▸ WORK TASK:
Pull every line containing the word "elsewhere" from the records.

··········

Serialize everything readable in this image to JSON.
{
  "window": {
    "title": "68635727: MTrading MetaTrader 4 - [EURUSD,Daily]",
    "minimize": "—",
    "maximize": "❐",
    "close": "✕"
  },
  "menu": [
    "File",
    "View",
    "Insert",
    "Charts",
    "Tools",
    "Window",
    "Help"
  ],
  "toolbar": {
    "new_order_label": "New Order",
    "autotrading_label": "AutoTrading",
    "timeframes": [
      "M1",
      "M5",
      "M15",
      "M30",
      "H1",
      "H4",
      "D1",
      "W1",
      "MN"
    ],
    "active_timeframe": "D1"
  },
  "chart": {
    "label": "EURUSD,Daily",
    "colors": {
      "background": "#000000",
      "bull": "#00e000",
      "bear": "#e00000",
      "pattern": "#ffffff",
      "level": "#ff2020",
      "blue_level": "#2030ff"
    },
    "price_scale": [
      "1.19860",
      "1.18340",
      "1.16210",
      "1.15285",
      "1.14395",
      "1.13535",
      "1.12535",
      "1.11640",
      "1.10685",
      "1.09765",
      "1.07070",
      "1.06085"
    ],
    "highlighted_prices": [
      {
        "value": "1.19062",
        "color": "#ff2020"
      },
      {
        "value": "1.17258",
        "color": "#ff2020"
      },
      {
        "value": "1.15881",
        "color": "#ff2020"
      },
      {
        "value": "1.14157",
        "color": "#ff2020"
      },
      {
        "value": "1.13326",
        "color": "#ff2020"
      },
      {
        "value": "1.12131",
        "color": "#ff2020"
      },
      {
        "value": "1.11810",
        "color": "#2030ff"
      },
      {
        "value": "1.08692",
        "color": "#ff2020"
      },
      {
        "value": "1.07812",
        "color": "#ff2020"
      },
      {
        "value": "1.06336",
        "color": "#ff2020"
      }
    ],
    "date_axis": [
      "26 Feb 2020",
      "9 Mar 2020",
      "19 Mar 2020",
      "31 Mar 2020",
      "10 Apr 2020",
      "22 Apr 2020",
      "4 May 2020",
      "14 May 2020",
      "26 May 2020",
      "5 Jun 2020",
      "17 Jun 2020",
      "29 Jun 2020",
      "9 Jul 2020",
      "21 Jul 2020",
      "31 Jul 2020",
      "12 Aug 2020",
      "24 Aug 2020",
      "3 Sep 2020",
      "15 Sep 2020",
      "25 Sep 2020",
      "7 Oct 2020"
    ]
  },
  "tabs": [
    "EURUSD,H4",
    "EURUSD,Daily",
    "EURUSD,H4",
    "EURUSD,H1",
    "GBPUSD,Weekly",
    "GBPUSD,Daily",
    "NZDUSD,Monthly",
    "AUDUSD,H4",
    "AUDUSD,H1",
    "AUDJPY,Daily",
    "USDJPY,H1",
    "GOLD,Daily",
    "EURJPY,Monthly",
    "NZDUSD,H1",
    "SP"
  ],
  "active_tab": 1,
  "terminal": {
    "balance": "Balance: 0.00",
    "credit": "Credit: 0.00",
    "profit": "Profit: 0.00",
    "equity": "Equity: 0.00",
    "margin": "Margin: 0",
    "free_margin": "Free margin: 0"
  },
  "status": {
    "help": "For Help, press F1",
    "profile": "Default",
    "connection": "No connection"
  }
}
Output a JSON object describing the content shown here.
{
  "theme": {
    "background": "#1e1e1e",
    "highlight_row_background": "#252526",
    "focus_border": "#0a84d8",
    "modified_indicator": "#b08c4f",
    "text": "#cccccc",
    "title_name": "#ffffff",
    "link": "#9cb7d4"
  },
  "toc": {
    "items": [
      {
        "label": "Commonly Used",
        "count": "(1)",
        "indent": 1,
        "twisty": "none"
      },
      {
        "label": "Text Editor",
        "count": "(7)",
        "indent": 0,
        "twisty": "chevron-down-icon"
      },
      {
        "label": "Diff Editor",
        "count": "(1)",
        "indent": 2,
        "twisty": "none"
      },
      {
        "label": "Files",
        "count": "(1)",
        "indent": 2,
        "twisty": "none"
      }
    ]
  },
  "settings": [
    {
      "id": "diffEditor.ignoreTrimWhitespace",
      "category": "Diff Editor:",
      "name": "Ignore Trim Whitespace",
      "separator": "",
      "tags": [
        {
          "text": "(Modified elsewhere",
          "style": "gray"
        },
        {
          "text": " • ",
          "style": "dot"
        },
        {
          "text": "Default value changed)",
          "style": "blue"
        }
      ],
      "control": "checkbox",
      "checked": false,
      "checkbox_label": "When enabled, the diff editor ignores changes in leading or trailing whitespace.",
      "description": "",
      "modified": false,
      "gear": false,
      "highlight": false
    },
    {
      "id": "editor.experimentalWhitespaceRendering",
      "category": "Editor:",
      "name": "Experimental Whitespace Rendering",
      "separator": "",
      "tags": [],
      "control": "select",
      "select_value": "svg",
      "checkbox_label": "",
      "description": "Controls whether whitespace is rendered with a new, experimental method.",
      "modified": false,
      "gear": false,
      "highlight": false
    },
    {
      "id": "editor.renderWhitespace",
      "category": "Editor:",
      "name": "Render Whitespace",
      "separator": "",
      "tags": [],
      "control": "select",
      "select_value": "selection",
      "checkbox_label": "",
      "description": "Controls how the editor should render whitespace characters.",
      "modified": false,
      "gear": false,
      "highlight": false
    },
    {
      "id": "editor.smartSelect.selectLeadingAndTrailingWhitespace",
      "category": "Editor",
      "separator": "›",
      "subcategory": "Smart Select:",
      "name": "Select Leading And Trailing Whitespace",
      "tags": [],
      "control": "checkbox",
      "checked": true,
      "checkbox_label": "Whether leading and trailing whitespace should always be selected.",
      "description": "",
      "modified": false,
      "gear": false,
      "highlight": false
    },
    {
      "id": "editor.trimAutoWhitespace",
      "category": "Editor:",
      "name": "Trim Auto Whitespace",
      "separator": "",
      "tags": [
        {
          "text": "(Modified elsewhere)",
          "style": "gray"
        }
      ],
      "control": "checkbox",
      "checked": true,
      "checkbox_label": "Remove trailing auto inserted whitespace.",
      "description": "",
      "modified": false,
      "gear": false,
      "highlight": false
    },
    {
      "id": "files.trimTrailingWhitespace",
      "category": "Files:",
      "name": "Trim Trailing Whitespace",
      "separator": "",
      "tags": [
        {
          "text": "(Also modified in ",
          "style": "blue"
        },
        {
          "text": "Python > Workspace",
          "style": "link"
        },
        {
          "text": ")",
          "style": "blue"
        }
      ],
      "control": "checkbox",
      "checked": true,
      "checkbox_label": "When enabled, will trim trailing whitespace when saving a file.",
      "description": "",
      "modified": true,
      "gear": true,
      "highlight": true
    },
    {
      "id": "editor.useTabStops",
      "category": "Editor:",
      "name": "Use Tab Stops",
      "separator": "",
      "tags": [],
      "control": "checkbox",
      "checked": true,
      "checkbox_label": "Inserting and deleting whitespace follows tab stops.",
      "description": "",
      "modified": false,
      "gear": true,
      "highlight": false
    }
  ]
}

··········

▸ ANSWER TO THIS TASK:
          "text": "(Modified elsewhere",
          "text": "(Modified elsewhere)",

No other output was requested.